A catalogue of the prints and a complete access to the images of the formidable oeuvre of the Flemish painter Peter Paul Rubens (1577-1640) is now a reachable task, especially given the completion of the Dutch and Flemish Hollstein volumes and the availability of online collection databases.
Early in his career Rubens realized that prints after his inventions could be an important instrument in making his work known in the whole of Europe. Disappointed by some engravings after his paintings that appeared between 1610 and 1615, he decided to take the matter into his own hands and set up a printmaking studio in his Antwerp workshop.
From around 1618 onwards various professional printmakers were hired to transform his paintings into prints working under his strict instructions: most notably the Bolswert brothers, Cornelis Galle, Marinus van der Goes, Pieter de Jode, Nicolaes Lauwers, Paulus Pontius, Lucas Vorsterman and Jan Witdoeck.
This resulted in numerous high quality engravings - and the woodcuts of Christoffel Jeghers - that were soon recognized as works of art in their own right. Surely these prints were instrumental in making Rubens the most famous artist of his age? A range of other prints were also produced in the period, including a substantial number of etched works by Rombout Eynhoudts, Willem Panneels and Pieter Soutman.
The main reason that the prints after Rubens were of such high-quality was his close involvement in their making. The catalogue will provide comprehensive information detailing the whereabouts of the preparatory drawings, often the same size as the prints and indented for transfer, and the painted grisailles, which were used as tonal guides by the printmakers. Numerous proofs are extant and some of these are touched with corrections providing vivid evidence of Rubens's direction.
Despite Rubens's insistence on securing copyright privileges in his lifetime, subsequently various other publishers and printmakers were drawn to his work copying both his paintings and the studio engravings. A complete survey of these unauthorised copies, often with interesting mutations, will provide a clear indication of the sheer fame and wide impact of his art.
The catalogue will also show the extent of Rubens's engagement with book publishing and his substantial output of designs for titlepages and book illustrations, particularly for the famous publishing house of Plantin-Moretus.
Among the highlights will be comprehensive descriptions of the so-called large and small landscape series, a thorough survey of the woodcut impressions by Christoffel Jegher and an appraisal of the etching of St Catherine often attributed to Rubens himself.
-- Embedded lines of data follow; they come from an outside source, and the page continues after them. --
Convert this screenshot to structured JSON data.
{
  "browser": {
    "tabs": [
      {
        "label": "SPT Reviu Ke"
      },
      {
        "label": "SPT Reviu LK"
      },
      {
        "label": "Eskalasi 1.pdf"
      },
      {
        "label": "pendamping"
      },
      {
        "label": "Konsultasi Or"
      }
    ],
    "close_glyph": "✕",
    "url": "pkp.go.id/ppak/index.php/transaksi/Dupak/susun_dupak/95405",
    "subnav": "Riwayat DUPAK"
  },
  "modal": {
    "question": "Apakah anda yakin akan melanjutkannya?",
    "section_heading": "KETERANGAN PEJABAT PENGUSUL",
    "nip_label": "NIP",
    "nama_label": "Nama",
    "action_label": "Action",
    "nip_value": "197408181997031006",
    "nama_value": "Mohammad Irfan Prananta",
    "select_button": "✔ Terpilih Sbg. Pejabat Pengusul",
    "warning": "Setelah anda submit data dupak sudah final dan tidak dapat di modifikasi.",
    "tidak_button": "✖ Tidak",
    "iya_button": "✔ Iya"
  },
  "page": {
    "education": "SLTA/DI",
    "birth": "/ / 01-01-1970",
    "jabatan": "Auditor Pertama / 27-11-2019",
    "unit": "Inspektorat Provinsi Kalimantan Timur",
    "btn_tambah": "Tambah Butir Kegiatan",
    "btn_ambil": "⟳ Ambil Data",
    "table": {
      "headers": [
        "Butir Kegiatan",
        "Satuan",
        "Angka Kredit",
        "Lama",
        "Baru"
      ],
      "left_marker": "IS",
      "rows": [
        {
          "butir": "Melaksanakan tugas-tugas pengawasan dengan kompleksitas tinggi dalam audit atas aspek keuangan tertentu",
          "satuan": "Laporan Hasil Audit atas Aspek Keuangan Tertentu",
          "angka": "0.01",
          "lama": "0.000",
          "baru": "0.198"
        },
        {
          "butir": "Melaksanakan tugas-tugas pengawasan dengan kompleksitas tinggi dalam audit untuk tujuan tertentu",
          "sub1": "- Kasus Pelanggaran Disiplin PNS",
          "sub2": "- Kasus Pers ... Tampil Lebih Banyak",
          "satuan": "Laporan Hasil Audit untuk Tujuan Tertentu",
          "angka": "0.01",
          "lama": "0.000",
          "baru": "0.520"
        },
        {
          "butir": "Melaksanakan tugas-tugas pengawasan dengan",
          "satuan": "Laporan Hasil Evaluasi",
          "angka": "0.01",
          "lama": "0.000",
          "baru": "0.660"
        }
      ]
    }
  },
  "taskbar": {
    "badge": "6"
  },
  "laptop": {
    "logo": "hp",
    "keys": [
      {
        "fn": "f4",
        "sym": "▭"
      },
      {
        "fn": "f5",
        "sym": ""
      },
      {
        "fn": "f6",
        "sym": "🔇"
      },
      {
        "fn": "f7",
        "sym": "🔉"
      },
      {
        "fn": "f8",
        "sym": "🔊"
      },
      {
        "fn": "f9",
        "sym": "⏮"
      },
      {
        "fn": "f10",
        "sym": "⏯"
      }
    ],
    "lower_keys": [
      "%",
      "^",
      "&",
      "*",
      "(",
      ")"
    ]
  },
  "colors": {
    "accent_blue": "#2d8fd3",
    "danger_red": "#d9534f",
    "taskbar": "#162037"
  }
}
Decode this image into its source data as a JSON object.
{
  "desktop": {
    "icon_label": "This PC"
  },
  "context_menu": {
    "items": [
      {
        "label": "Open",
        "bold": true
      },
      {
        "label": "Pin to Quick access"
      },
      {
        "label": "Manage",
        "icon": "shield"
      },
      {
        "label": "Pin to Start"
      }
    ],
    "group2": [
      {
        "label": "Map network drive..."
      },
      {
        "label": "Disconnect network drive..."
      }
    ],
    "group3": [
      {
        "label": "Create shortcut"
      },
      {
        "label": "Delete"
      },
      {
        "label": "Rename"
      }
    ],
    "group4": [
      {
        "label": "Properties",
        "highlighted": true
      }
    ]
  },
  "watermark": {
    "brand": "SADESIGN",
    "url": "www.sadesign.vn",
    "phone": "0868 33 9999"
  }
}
A reconstruction of the drawing book and gem book will also be a significant resource for students and scholars. The series of portraits of famous Greek and Roman men, such as Seneca, will also be brought together which has hitherto been dispersed in the Hollstein series.
The catalogue aims to supersede the standard catalogue of Voorhelm Schneevoogt which was published as long ago as 1873. It will utilise the substantial literaure on the artist and especially the Corpus Rubenianum series.
Compilers: Jaco Rutgers and Simon Turner
Editor: Ger Luijten